# [What you have to do]
Exactly as written, reproduce all of the entries.

Records from a dataset:
>>>

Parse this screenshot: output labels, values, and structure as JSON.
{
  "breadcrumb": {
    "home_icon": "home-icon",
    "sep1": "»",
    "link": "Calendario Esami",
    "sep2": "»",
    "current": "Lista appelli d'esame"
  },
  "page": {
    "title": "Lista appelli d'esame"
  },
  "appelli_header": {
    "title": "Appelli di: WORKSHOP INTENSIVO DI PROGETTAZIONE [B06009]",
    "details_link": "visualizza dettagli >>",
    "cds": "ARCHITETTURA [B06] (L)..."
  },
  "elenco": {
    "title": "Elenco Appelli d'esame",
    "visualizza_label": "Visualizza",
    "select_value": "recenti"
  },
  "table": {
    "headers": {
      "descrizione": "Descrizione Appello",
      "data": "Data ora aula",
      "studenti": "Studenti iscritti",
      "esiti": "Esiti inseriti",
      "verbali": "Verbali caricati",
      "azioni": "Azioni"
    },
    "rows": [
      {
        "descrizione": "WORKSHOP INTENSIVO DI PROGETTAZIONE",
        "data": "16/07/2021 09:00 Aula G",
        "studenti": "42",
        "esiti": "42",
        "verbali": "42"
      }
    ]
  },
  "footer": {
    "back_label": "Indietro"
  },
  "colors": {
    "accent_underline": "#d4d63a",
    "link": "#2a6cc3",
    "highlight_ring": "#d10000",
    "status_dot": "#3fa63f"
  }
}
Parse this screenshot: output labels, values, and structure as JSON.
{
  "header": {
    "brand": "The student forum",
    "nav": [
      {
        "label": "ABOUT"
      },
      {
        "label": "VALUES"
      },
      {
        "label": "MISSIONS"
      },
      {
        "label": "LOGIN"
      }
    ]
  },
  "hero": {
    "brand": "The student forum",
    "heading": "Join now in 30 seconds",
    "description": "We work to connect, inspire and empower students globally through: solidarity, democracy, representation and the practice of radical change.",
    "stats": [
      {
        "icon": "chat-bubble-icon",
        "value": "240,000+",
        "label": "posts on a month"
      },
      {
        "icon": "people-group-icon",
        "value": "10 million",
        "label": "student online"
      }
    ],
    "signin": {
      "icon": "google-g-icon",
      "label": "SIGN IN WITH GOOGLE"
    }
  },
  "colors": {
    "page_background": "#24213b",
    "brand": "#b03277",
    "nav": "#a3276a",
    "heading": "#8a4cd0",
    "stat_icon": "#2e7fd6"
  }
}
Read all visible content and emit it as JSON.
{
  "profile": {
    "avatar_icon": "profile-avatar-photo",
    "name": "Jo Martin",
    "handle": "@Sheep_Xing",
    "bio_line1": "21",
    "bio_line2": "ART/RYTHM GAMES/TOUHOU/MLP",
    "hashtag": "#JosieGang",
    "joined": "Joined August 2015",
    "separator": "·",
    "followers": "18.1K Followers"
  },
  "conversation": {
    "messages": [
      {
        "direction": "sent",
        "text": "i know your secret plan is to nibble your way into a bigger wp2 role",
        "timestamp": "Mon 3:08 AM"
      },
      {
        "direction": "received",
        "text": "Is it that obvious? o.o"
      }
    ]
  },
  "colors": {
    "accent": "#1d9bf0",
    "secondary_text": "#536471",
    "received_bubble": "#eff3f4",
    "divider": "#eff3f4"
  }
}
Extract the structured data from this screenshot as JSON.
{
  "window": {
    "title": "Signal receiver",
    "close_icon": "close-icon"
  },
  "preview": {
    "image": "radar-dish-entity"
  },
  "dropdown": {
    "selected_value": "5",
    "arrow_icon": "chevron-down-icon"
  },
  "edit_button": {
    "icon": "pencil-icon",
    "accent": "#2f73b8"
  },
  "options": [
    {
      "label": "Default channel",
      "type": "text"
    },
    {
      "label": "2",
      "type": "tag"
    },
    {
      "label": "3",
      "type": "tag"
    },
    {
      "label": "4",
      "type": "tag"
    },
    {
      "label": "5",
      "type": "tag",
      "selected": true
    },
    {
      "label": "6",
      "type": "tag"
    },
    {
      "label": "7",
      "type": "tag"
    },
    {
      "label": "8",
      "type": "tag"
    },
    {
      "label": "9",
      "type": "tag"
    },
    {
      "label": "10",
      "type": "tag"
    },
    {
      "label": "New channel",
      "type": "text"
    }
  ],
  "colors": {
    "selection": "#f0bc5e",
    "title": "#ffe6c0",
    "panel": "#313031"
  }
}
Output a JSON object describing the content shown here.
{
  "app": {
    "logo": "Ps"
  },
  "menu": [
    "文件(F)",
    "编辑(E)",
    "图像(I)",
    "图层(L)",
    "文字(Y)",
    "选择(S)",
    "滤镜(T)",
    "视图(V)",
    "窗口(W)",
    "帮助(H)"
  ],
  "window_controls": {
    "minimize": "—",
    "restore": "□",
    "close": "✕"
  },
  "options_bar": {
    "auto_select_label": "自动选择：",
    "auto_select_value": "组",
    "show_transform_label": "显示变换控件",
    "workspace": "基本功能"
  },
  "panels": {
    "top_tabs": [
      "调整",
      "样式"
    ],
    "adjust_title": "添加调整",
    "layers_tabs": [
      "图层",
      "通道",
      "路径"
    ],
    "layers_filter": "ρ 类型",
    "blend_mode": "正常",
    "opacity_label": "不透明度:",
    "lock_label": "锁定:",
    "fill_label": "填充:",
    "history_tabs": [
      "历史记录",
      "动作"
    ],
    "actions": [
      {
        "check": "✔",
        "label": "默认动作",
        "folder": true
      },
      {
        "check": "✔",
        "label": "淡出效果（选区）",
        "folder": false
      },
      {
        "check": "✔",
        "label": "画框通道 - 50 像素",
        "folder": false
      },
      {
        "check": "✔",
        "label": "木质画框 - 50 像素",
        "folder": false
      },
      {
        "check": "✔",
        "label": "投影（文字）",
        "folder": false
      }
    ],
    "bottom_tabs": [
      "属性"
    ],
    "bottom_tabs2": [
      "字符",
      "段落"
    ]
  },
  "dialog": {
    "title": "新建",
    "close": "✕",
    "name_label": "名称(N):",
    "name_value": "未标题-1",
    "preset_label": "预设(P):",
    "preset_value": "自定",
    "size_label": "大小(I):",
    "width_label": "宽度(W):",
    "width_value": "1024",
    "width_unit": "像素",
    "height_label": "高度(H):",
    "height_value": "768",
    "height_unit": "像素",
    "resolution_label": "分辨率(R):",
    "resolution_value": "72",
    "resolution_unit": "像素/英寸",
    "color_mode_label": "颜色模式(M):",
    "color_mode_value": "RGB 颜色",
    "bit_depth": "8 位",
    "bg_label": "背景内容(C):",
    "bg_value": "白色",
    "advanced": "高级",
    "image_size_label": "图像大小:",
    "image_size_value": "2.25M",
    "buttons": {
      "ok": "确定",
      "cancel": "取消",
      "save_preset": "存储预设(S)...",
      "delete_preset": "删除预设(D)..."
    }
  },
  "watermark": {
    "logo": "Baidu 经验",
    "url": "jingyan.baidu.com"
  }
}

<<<

# [Solution to the exercise]
Parse this screenshot: output labels, values, and structure as JSON.
{
  "breadcrumb": {
    "home_icon": "home-icon",
    "sep1": "»",
    "link": "Calendario Esami",
    "sep2": "»",
    "current": "Lista appelli d'esame"
  },
  "page": {
    "title": "Lista appelli d'esame"
  },
  "appelli_header": {
    "title": "Appelli di: WORKSHOP INTENSIVO DI PROGETTAZIONE [B06009]",
    "details_link": "visualizza dettagli >>",
    "cds": "ARCHITETTURA [B06] (L)..."
  },
  "elenco": {
    "title": "Elenco Appelli d'esame",
    "visualizza_label": "Visualizza",
    "select_value": "recenti"
  },
  "table": {
    "headers": {
      "descrizione": "Descrizione Appello",
      "data": "Data ora aula",
      "studenti": "Studenti iscritti",
      "esiti": "Esiti inseriti",
      "verbali": "Verbali caricati",
      "azioni": "Azioni"
    },
    "rows": [
      {
        "descrizione": "WORKSHOP INTENSIVO DI PROGETTAZIONE",
        "data": "16/07/2021 09:00 Aula G",
        "studenti": "42",
        "esiti": "42",
        "verbali": "42"
      }
    ]
  },
  "footer": {
    "back_label": "Indietro"
  },
  "colors": {
    "accent_underline": "#d4d63a",
    "link": "#2a6cc3",
    "highlight_ring": "#d10000",
    "status_dot": "#3fa63f"
  }
}
Parse this screenshot: output labels, values, and structure as JSON.
{
  "header": {
    "brand": "The student forum",
    "nav": [
      {
        "label": "ABOUT"
      },
      {
        "label": "VALUES"
      },
      {
        "label": "MISSIONS"
      },
      {
        "label": "LOGIN"
      }
    ]
  },
  "hero": {
    "brand": "The student forum",
    "heading": "Join now in 30 seconds",
    "description": "We work to connect, inspire and empower students globally through: solidarity, democracy, representation and the practice of radical change.",
    "stats": [
      {
        "icon": "chat-bubble-icon",
        "value": "240,000+",
        "label": "posts on a month"
      },
      {
        "icon": "people-group-icon",
        "value": "10 million",
        "label": "student online"
      }
    ],
    "signin": {
      "icon": "google-g-icon",
      "label": "SIGN IN WITH GOOGLE"
    }
  },
  "colors": {
    "page_background": "#24213b",
    "brand": "#b03277",
    "nav": "#a3276a",
    "heading": "#8a4cd0",
    "stat_icon": "#2e7fd6"
  }
}
Read all visible content and emit it as JSON.
{
  "profile": {
    "avatar_icon": "profile-avatar-photo",
    "name": "Jo Martin",
    "handle": "@Sheep_Xing",
    "bio_line1": "21",
    "bio_line2": "ART/RYTHM GAMES/TOUHOU/MLP",
    "hashtag": "#JosieGang",
    "joined": "Joined August 2015",
    "separator": "·",
    "followers": "18.1K Followers"
  },
  "conversation": {
    "messages": [
      {
        "direction": "sent",
        "text": "i know your secret plan is to nibble your way into a bigger wp2 role",
        "timestamp": "Mon 3:08 AM"
      },
      {
        "direction": "received",
        "text": "Is it that obvious? o.o"
      }
    ]
  },
  "colors": {
    "accent": "#1d9bf0",
    "secondary_text": "#536471",
    "received_bubble": "#eff3f4",
    "divider": "#eff3f4"
  }
}
Extract the structured data from this screenshot as JSON.
{
  "window": {
    "title": "Signal receiver",
    "close_icon": "close-icon"
  },
  "preview": {
    "image": "radar-dish-entity"
  },
  "dropdown": {
    "selected_value": "5",
    "arrow_icon": "chevron-down-icon"
  },
  "edit_button": {
    "icon": "pencil-icon",
    "accent": "#2f73b8"
  },
  "options": [
    {
      "label": "Default channel",
      "type": "text"
    },
    {
      "label": "2",
      "type": "tag"
    },
    {
      "label": "3",
      "type": "tag"
    },
    {
      "label": "4",
      "type": "tag"
    },
    {
      "label": "5",
      "type": "tag",
      "selected": true
    },
    {
      "label": "6",
      "type": "tag"
    },
    {
      "label": "7",
      "type": "tag"
    },
    {
      "label": "8",
      "type": "tag"
    },
    {
      "label": "9",
      "type": "tag"
    },
    {
      "label": "10",
      "type": "tag"
    },
    {
      "label": "New channel",
      "type": "text"
    }
  ],
  "colors": {
    "selection": "#f0bc5e",
    "title": "#ffe6c0",
    "panel": "#313031"
  }
}
Output a JSON object describing the content shown here.
{
  "app": {
    "logo": "Ps"
  },
  "menu": [
    "文件(F)",
    "编辑(E)",
    "图像(I)",
    "图层(L)",
    "文字(Y)",
    "选择(S)",
    "滤镜(T)",
    "视图(V)",
    "窗口(W)",
    "帮助(H)"
  ],
  "window_controls": {
    "minimize": "—",
    "restore": "□",
    "close": "✕"
  },
  "options_bar": {
    "auto_select_label": "自动选择：",
    "auto_select_value": "组",
    "show_transform_label": "显示变换控件",
    "workspace": "基本功能"
  },
  "panels": {
    "top_tabs": [
      "调整",
      "样式"
    ],
    "adjust_title": "添加调整",
    "layers_tabs": [
      "图层",
      "通道",
      "路径"
    ],
    "layers_filter": "ρ 类型",
    "blend_mode": "正常",
    "opacity_label": "不透明度:",
    "lock_label": "锁定:",
    "fill_label": "填充:",
    "history_tabs": [
      "历史记录",
      "动作"
    ],
    "actions": [
      {
        "check": "✔",
        "label": "默认动作",
        "folder": true
      },
      {
        "check": "✔",
        "label": "淡出效果（选区）",
        "folder": false
      },
      {
        "check": "✔",
        "label": "画框通道 - 50 像素",
        "folder": false
      },
      {
        "check": "✔",
        "label": "木质画框 - 50 像素",
        "folder": false
      },
      {
        "check": "✔",
        "label": "投影（文字）",
        "folder": false
      }
    ],
    "bottom_tabs": [
      "属性"
    ],
    "bottom_tabs2": [
      "字符",
      "段落"
    ]
  },
  "dialog": {
    "title": "新建",
    "close": "✕",
    "name_label": "名称(N):",
    "name_value": "未标题-1",
    "preset_label": "预设(P):",
    "preset_value": "自定",
    "size_label": "大小(I):",
    "width_label": "宽度(W):",
    "width_value": "1024",
    "width_unit": "像素",
    "height_label": "高度(H):",
    "height_value": "768",
    "height_unit": "像素",
    "resolution_label": "分辨率(R):",
    "resolution_value": "72",
    "resolution_unit": "像素/英寸",
    "color_mode_label": "颜色模式(M):",
    "color_mode_value": "RGB 颜色",
    "bit_depth": "8 位",
    "bg_label": "背景内容(C):",
    "bg_value": "白色",
    "advanced": "高级",
    "image_size_label": "图像大小:",
    "image_size_value": "2.25M",
    "buttons": {
      "ok": "确定",
      "cancel": "取消",
      "save_preset": "存储预设(S)...",
      "delete_preset": "删除预设(D)..."
    }
  },
  "watermark": {
    "logo": "Baidu 经验",
    "url": "jingyan.baidu.com"
  }
}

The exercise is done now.